The beginning of this book is bittersweet because it shows the relationships of two integral characters - Bilbo and Frodo - to their home. Bilbo has already ventured out. He has left home and had adventures that have changed him immensely, and spoiled him in some ways for his home, as it was before he left. The ring has also done this over time. Frodo loves the Shire, and he is never really shown as a character who longs to leave his home or adventure out. He loves his uncle and would leave the Shire out of loyalty to him, but is quite content to live a normal hobbit's life. His life of normalcy is interrupted, however, and he's required to take on a weighty task. The implication here is that leaving home he will never return to see it the way he once did. It's an Odyssey in the Homeric sense of that word. You go away out of the needs of the world, but in so doing you are changed and so is the world (including your home within that world).

I also think Tolkien explores the distinctions between a trio of characters who really begin to circle each other in the books: Bilbo, Frodo, and Gollum. Tolkien's already drawing parallels and distinctions, and showing the reader some different stages of attachment to the Ring, and how that attachment can also alienate one from home and countrymen/women. The sexual/female reading of the Ring is intriguing, but I can't quite gather what the overall point would be. After all, the few women who are depicted in the book are never evil, it's just that women in general are almost non-existent in the series. The ring is certainly a symbol for ensnaring/trapping power (e.g. you attempt to wield the power, but it actually wields you), and obviously there's some historical relevance for female power being viewed this way stereotypically (e.g. "soft power"), but I am not sure that the connection extends very deeply in the text.

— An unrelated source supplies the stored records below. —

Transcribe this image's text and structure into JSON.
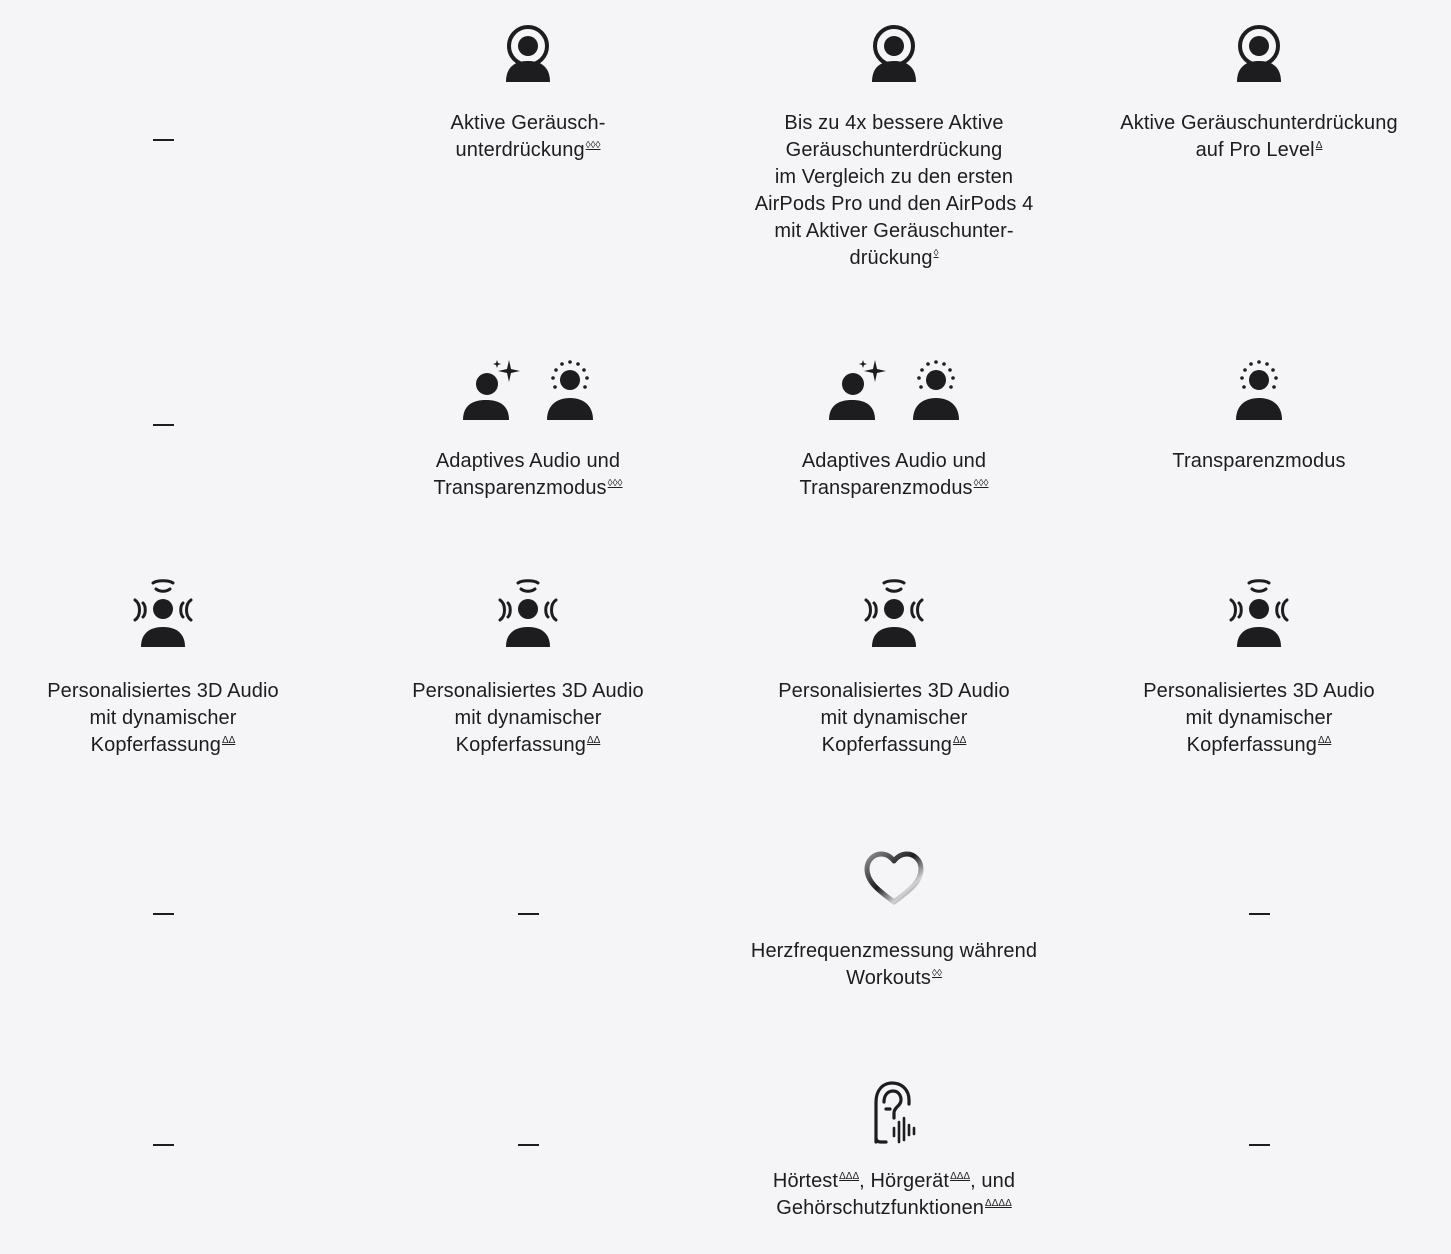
{
  "rows": [
    {
      "cells": [
        {
          "dash": true
        },
        {
          "lines": [
            "Aktive Geräusch-",
            "unterdrückung"
          ],
          "fn": "◊◊◊"
        },
        {
          "lines": [
            "Bis zu 4x bessere Aktive",
            "Geräuschunterdrückung",
            "im Vergleich zu den ersten",
            "AirPods Pro und den AirPods 4",
            "mit Aktiver Geräuschunter-",
            "drückung"
          ],
          "fn": "◊"
        },
        {
          "lines": [
            "Aktive Geräuschunterdrückung",
            "auf Pro Level"
          ],
          "fn": "Δ"
        }
      ]
    },
    {
      "cells": [
        {
          "dash": true
        },
        {
          "lines": [
            "Adaptives Audio und",
            "Transparenzmodus"
          ],
          "fn": "◊◊◊"
        },
        {
          "lines": [
            "Adaptives Audio und",
            "Transparenzmodus"
          ],
          "fn": "◊◊◊"
        },
        {
          "lines": [
            "Transparenzmodus"
          ],
          "fn": ""
        }
      ]
    },
    {
      "cells": [
        {
          "lines": [
            "Personalisiertes 3D Audio",
            "mit dynamischer",
            "Kopferfassung"
          ],
          "fn": "ΔΔ"
        },
        {
          "lines": [
            "Personalisiertes 3D Audio",
            "mit dynamischer",
            "Kopferfassung"
          ],
          "fn": "ΔΔ"
        },
        {
          "lines": [
            "Personalisiertes 3D Audio",
            "mit dynamischer",
            "Kopferfassung"
          ],
          "fn": "ΔΔ"
        },
        {
          "lines": [
            "Personalisiertes 3D Audio",
            "mit dynamischer",
            "Kopferfassung"
          ],
          "fn": "ΔΔ"
        }
      ]
    },
    {
      "cells": [
        {
          "dash": true
        },
        {
          "dash": true
        },
        {
          "lines": [
            "Herzfrequenzmessung während",
            "Workouts"
          ],
          "fn": "◊◊"
        },
        {
          "dash": true
        }
      ]
    },
    {
      "cells": [
        {
          "dash": true
        },
        {
          "dash": true
        },
        {
          "rich": true,
          "part1": "Hörtest",
          "fn1": "ΔΔΔ",
          "part2": ", Hörgerät",
          "fn2": "ΔΔΔ",
          "part3": ", und",
          "line2": "Gehörschutzfunktionen",
          "fn3": "ΔΔΔΔ"
        },
        {
          "dash": true
        }
      ]
    }
  ],
  "icons": {
    "anc": "person-with-halo-icon",
    "adaptive": "person-sparkle-icon",
    "transparency": "person-dotted-ring-icon",
    "spatial": "person-spatial-audio-icon",
    "heart": "heart-outline-icon",
    "hearing": "ear-waveform-icon"
  },
  "colors": {
    "background": "#f5f5f7",
    "text": "#1d1d1f"
  }
}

One of my big issues with these books is that there are LITERALLY no female characters whatsoever until after this section, and only a couple major female characters developed in this whole series. My favorite, the kick-ass Eowyn, won't even show up until the Two Towers. What's confusing is that female characters aren't even really depicted in passing (except for that one Sackville-Baggins). This is a big failing of the series in my eyes, and I am unsure if it was done out of blindness of the author to a need for developed female characters, or if it was done intentionally. If someone knows, or has read any feminist critiques of Tolkien, I'd be intrigued to hear what theories exist.